Last summer, I began a body of work on invasive species that are found in the yard. We have been working to eradicate them and introduce native species, but on an acre plot, it is slow going. The invasives have their aesthetic values too, so I combined weed-pulling with the studio experience by creating a series of lumen-photograms. Most of these images are 5” x 7”, which I found more intimate and detailed than the 11”x14” set. (Lumens are photographic images made on silver-gelatin photographic paper, exposed for a long enough length of time as to cause the image to appear without the use of a developer. The image is then “fixed” in the darkroom, which can cause fading. I experiment with dilutions of fix, and incomplete fixing processes to retain as much of the original color as I can.
This summer, I wanted to focus my research on one plant in particular, and experiment in the ways of making the weed-pulling of this plant visually interesting with a “diy photography” approach, that is, without using a more environmentally collaborative process, with less toxic byproducts (the silver-heavy fixative can be recycled; my process makes so little, I allow it to evaporate, then discard the silver-crystaled container).

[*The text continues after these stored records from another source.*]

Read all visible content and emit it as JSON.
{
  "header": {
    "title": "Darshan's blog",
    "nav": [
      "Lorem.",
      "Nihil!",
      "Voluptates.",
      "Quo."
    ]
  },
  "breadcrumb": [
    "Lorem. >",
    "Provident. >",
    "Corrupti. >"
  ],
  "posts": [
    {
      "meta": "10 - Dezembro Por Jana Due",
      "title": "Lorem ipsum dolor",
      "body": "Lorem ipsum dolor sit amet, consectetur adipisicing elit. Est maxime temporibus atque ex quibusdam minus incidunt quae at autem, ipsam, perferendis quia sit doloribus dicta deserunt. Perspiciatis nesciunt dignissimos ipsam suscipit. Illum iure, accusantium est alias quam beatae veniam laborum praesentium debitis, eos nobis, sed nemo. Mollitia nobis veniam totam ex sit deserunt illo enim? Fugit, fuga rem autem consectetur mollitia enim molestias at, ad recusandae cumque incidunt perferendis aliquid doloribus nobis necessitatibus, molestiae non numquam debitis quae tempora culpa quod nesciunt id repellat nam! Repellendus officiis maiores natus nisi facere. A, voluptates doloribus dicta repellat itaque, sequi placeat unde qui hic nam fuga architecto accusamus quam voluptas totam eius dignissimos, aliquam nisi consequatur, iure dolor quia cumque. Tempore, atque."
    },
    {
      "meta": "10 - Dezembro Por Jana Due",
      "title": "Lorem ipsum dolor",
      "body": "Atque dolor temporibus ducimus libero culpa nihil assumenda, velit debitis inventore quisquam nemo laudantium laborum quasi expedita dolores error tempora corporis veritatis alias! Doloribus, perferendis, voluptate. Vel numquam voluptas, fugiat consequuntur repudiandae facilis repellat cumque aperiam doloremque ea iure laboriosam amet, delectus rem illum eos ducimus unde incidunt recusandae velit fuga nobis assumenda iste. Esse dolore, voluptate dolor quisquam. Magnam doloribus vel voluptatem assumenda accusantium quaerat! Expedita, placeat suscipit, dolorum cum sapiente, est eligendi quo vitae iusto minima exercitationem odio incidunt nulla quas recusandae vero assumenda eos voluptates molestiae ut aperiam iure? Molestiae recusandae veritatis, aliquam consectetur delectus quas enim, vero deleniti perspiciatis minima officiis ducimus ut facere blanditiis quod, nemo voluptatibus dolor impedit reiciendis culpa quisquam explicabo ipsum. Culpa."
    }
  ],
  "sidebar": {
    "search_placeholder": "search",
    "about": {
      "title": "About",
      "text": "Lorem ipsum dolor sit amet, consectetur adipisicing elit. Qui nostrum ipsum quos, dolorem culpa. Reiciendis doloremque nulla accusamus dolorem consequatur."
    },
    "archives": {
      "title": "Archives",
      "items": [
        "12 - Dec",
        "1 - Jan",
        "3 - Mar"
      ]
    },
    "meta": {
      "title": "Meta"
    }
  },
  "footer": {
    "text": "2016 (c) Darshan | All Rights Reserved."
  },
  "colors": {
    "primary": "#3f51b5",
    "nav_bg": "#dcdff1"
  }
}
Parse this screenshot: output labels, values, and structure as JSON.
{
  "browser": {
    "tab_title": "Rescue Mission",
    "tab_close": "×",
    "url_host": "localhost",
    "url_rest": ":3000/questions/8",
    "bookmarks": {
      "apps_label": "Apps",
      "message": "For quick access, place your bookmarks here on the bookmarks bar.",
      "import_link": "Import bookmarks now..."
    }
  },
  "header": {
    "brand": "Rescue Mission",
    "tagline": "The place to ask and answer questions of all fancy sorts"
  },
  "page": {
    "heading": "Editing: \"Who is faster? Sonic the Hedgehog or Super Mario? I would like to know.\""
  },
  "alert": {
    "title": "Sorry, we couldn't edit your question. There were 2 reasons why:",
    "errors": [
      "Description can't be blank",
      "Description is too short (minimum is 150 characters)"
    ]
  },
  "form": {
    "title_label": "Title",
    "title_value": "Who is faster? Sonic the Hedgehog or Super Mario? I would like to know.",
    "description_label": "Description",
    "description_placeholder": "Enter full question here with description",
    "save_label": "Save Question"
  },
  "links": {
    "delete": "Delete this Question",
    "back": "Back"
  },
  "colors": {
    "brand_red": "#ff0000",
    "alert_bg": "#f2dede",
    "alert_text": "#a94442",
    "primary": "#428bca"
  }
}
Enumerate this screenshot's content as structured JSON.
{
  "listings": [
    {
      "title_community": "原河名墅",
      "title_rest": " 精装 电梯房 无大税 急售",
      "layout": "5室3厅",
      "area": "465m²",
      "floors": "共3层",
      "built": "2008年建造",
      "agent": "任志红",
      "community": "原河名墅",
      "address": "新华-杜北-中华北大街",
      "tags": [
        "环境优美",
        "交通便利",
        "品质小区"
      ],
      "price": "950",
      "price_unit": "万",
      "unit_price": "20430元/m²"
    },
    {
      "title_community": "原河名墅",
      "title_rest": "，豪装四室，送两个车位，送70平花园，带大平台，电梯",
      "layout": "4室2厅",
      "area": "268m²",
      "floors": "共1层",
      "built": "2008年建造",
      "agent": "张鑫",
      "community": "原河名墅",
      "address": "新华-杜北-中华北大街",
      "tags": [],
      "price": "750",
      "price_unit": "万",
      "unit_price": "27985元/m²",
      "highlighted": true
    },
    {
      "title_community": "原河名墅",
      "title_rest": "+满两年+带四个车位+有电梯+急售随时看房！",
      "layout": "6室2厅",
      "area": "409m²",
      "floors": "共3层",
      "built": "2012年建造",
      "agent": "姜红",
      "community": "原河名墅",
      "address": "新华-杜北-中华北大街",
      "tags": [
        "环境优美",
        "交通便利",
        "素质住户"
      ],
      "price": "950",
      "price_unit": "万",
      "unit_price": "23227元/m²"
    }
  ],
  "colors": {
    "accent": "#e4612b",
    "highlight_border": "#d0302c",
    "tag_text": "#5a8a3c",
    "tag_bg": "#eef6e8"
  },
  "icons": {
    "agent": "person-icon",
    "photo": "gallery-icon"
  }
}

These images were made using an “eco-printing” process, that relies on a chemical reaction between an iron acid and the tannins found in the plants. I added some other contaminants to the process, like the iron-oak-gall ink I made a few years ago, a tea-ink that never cured right, and a fermented cabbage leaf dye, which added some nice dark grey and blue tones, and some pink highlights. Then all of it was steamed for hours with the fresh-pulled weeds, which was very stinky. These prints are between 3”x4” and 5”x7”.
Plantago major, the broadleaf plantain can be found across the United States, and was one of the earliest invasive plant species brought by the colonists to establish itself in North America. This herb is edible as a salad, as a steamed veggie, as a tea, and as a poultice to relieve pain and promote healing for stings, burns, cuts, inflammation, and eye injuries. It is so effective and prevalent, many native groups of the Americas began incorporating it into their medicines soon after it was introduced. They named it White Man’s Footprint, as it grew wherever the Europeans had settled.
Ornithogalum umbellatum, the Star of Bethlehem, a garlic-like bulb with an attractive grass tuft formation, and pretty 6-petaled white blooms, is an invasive species that escaped the gardens it was originally planted to decorate. In Indiana, it can be found in lawns, forests, or pastures. It is toxic, though some folk medicines use it to treat life-threatening heart conditions, and some cultures include it in cuisine.